Tobias Fike has filmed what it feels like … not to die, but a related experience we never have for ourselves. Most of us know what it is like to lose a loved one, a dear friend, or even a stranger we admired above all others. We know the hole torn and left gaping in reality when such a person departs. But what will it be like for those who know us, work with us, and maybe care for us, when our time comes to die? Fike has seemingly photographed his own dissolution: not a mere disappearance, such as a magician might perform in a puff of smoke, but a thinning out until his audience sees the background through him, less and less of him until he is gone. Or almost gone; his shadow remains, and a flicker like a memory that disturbs the air through which his vanished persona moves. Like Harry Potter’s invisibility cloak, it reveals just enough presence that we know we’re not being lied to: he really existed, and that fact (at least) remains for us to carry.
In the great age of animated cartoons, Bugs Bunny might have shown Tobias Fike this way. A can of “invisible paint” would allow the rabbit to paint himself out, the joke being that it doesn’t just camouflage his material form, but allows light to pass right through him. But those were painted images, entertaining but not convincing. Fike makes it as real as a photograph. Now you see him, then you see the land and fence through holes in him, and now you (almost) don’t.
Chroma keying, or as it’s better known, green screening, has proven to be one of the more popular visual effects made possible by video. Starting around 1990, Bob Ross began episodes of The Joy of Painting by slopping on “paint” that magically revealed carefully delineated scenes, a metaphor for how easy he was going to make it for his viewers to be artists. Around the same time, the movie Groundhog Day made another metaphorical use of the technique, still on video, as narcissistic TV weatherman Phil Connors (Bill Murray) blatantly ignored his producer, Rita Hanson (Andy MacDowell) as she donned a green parka and posed before his green screen, turning herself as invisible in person as she was in his cynical view of life.
Fike’s “When I Am Gone” contemplates the inevitability of death, of individual disappearance from the world, through a performance in which a man dressed in white coveralls literally — and here “literally” for once is correct — paints himself out of the picture. His tools are a pot of green paint and a brush to apply it, and as each stroke dissolves a part of his body, revealing more of the background, he disappears, until only his former habitat remains, from which he has been subtracted. Viewers near me broke out in admittedly nervous laughter, surprised delight mixing with fear at this threat to their egos, but it was clear that for once found they’d found some pleasure in being reminded of the fate that awaits us all.
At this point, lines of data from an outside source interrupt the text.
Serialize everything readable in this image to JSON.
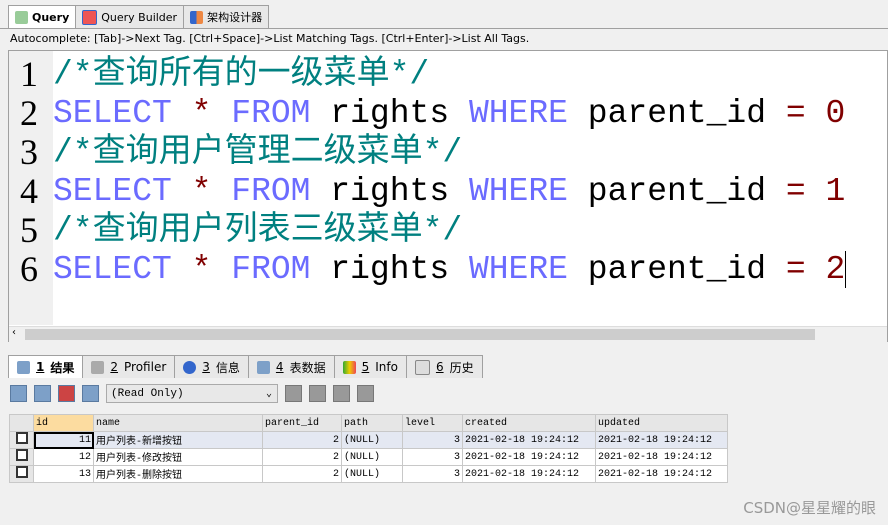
{
  "query_tabs": [
    {
      "label": "Query",
      "icon": "query-icon"
    },
    {
      "label": "Query Builder",
      "icon": "query-builder-icon"
    },
    {
      "label": "架构设计器",
      "icon": "schema-designer-icon"
    }
  ],
  "autocomplete": "Autocomplete: [Tab]->Next Tag. [Ctrl+Space]->List Matching Tags. [Ctrl+Enter]->List All Tags.",
  "editor": {
    "lines": [
      {
        "n": "1",
        "comment": "/*查询所有的一级菜单*/"
      },
      {
        "n": "2",
        "kw1": "SELECT",
        "star": "*",
        "kw2": "FROM",
        "table": "rights",
        "kw3": "WHERE",
        "col": "parent_id",
        "eq": "=",
        "val": "0"
      },
      {
        "n": "3",
        "comment": "/*查询用户管理二级菜单*/"
      },
      {
        "n": "4",
        "kw1": "SELECT",
        "star": "*",
        "kw2": "FROM",
        "table": "rights",
        "kw3": "WHERE",
        "col": "parent_id",
        "eq": "=",
        "val": "1"
      },
      {
        "n": "5",
        "comment": "/*查询用户列表三级菜单*/"
      },
      {
        "n": "6",
        "kw1": "SELECT",
        "star": "*",
        "kw2": "FROM",
        "table": "rights",
        "kw3": "WHERE",
        "col": "parent_id",
        "eq": "=",
        "val": "2"
      }
    ]
  },
  "result_tabs": [
    {
      "num": "1",
      "label": "结果"
    },
    {
      "num": "2",
      "label": "Profiler"
    },
    {
      "num": "3",
      "label": "信息"
    },
    {
      "num": "4",
      "label": "表数据"
    },
    {
      "num": "5",
      "label": "Info"
    },
    {
      "num": "6",
      "label": "历史"
    }
  ],
  "toolbar": {
    "mode": "(Read Only)"
  },
  "grid": {
    "columns": [
      "id",
      "name",
      "parent_id",
      "path",
      "level",
      "created",
      "updated"
    ],
    "rows": [
      [
        "11",
        "用户列表-新增按钮",
        "2",
        "(NULL)",
        "3",
        "2021-02-18 19:24:12",
        "2021-02-18 19:24:12"
      ],
      [
        "12",
        "用户列表-修改按钮",
        "2",
        "(NULL)",
        "3",
        "2021-02-18 19:24:12",
        "2021-02-18 19:24:12"
      ],
      [
        "13",
        "用户列表-删除按钮",
        "2",
        "(NULL)",
        "3",
        "2021-02-18 19:24:12",
        "2021-02-18 19:24:12"
      ]
    ]
  },
  "watermark": "CSDN@星星耀的眼"
}
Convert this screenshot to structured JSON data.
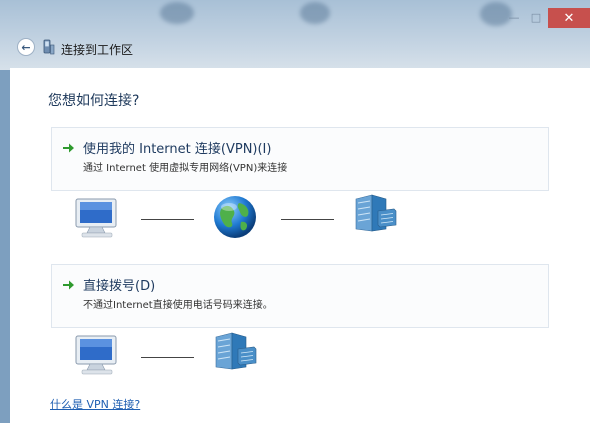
{
  "window": {
    "title": "连接到工作区",
    "minimize_glyph": "—",
    "maximize_glyph": "□",
    "close_glyph": "✕"
  },
  "main": {
    "question": "您想如何连接?",
    "options": [
      {
        "title": "使用我的 Internet 连接(VPN)(I)",
        "description": "通过 Internet 使用虚拟专用网络(VPN)来连接",
        "arrow_icon": "green-arrow-icon"
      },
      {
        "title": "直接拨号(D)",
        "description": "不通过Internet直接使用电话号码来连接。",
        "arrow_icon": "green-arrow-icon"
      }
    ],
    "diagram_vpn": [
      "computer-icon",
      "globe-icon",
      "server-icon"
    ],
    "diagram_dialup": [
      "computer-icon",
      "server-icon"
    ],
    "help_link": "什么是 VPN 连接?"
  },
  "colors": {
    "close_button": "#c7504d",
    "question_text": "#1e395b",
    "link": "#1f5fb2",
    "arrow": "#2e9a2e"
  }
}
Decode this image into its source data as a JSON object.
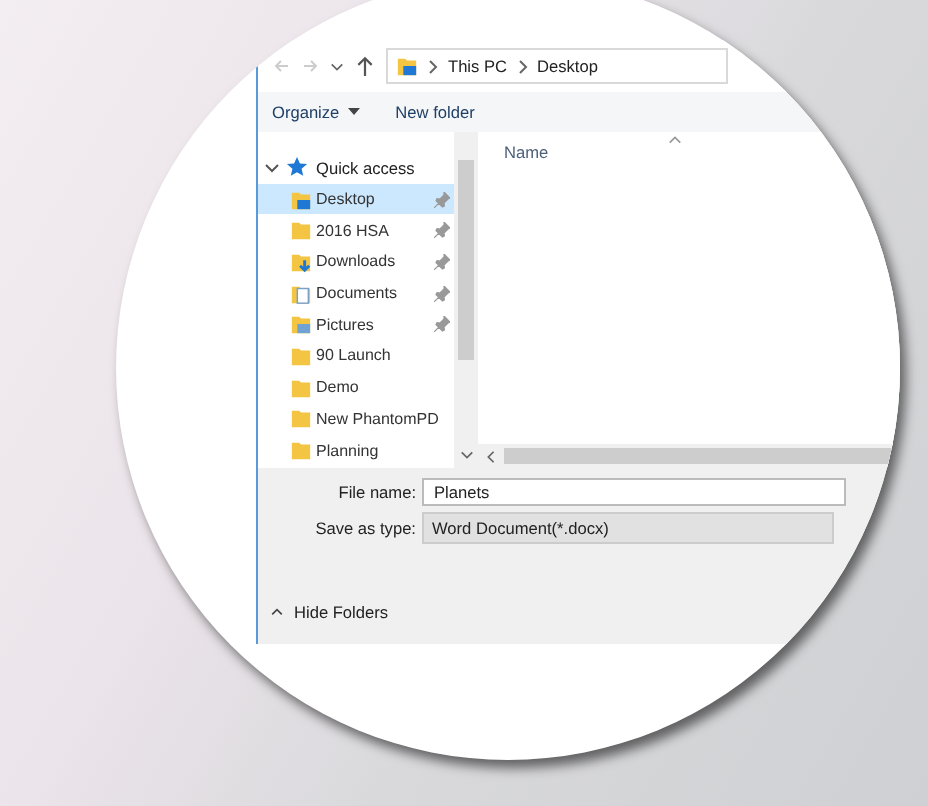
{
  "address_bar": {
    "path": [
      "This PC",
      "Desktop"
    ]
  },
  "toolbar": {
    "buttons": [
      {
        "label": "Organize",
        "dropdown": true
      },
      {
        "label": "New folder",
        "dropdown": false
      }
    ]
  },
  "navigation_pane": {
    "items": [
      {
        "label": "Quick access",
        "expanded": true,
        "selected": false,
        "children": [
          {
            "label": "Desktop",
            "kind": "desktop",
            "selected": true,
            "pinned": true
          },
          {
            "label": "2016 HSA",
            "kind": "folder",
            "selected": false,
            "pinned": true
          },
          {
            "label": "Downloads",
            "kind": "downloads",
            "selected": false,
            "pinned": true
          },
          {
            "label": "Documents",
            "kind": "documents",
            "selected": false,
            "pinned": true
          },
          {
            "label": "Pictures",
            "kind": "pictures",
            "selected": false,
            "pinned": true
          },
          {
            "label": "90 Launch",
            "kind": "folder",
            "selected": false,
            "pinned": false
          },
          {
            "label": "Demo",
            "kind": "folder",
            "selected": false,
            "pinned": false
          },
          {
            "label": "New PhantomPD",
            "kind": "folder",
            "selected": false,
            "pinned": false
          },
          {
            "label": "Planning",
            "kind": "folder",
            "selected": false,
            "pinned": false
          }
        ]
      }
    ]
  },
  "file_list": {
    "columns": [
      "Name"
    ]
  },
  "fields": [
    {
      "label": "File name:",
      "value": "Planets",
      "kind": "text"
    },
    {
      "label": "Save as type:",
      "value": "Word Document(*.docx)",
      "kind": "select"
    }
  ],
  "footer": {
    "toggle": "Hide Folders"
  }
}
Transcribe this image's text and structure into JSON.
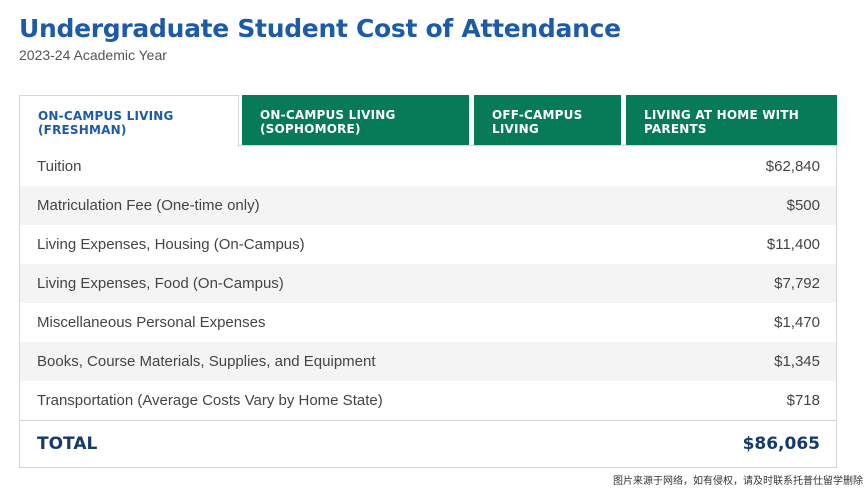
{
  "header": {
    "title": "Undergraduate Student Cost of Attendance",
    "subtitle": "2023-24 Academic Year"
  },
  "tabs": [
    {
      "label": "ON-CAMPUS LIVING (FRESHMAN)",
      "active": true
    },
    {
      "label": "ON-CAMPUS LIVING (SOPHOMORE)",
      "active": false
    },
    {
      "label": "OFF-CAMPUS LIVING",
      "active": false
    },
    {
      "label": "LIVING AT HOME WITH PARENTS",
      "active": false
    }
  ],
  "rows": [
    {
      "label": "Tuition",
      "amount": "$62,840"
    },
    {
      "label": "Matriculation Fee (One-time only)",
      "amount": "$500"
    },
    {
      "label": "Living Expenses, Housing (On-Campus)",
      "amount": "$11,400"
    },
    {
      "label": "Living Expenses, Food (On-Campus)",
      "amount": "$7,792"
    },
    {
      "label": "Miscellaneous Personal Expenses",
      "amount": "$1,470"
    },
    {
      "label": "Books, Course Materials, Supplies, and Equipment",
      "amount": "$1,345"
    },
    {
      "label": "Transportation (Average Costs Vary by Home State)",
      "amount": "$718"
    }
  ],
  "total": {
    "label": "TOTAL",
    "amount": "$86,065"
  },
  "watermark": "图片来源于网络，如有侵权，请及时联系托普仕留学删除",
  "colors": {
    "brand_blue": "#1d5aa9",
    "tab_green": "#077a58",
    "total_navy": "#163a6e",
    "stripe": "#f4f4f4"
  }
}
It’s questionable how many viewers will want to travel all the way to downtown Salt Lake City to watch five minutes of familiar video magic, no matter how brilliantly repurposed. But there are five shows at UMOCA right now and, as a visiting art enthusiast I spoke to said, they comprise possibly the best overall selection recently — should we say “contemporaneously” — to be seen anywhere. Staffing a gallery is a temporal challenge, and while the crew assembled under Laura Hurtado’s direction is doing extraordinary work, no one can say how long it will be before they, like Tobias Fike’s painter, are no more. Partake while it lasts.
Tobias Fike: When I Am Gone, Utah Museum of Contemporary Art, Salt Lake City, through Sep. 3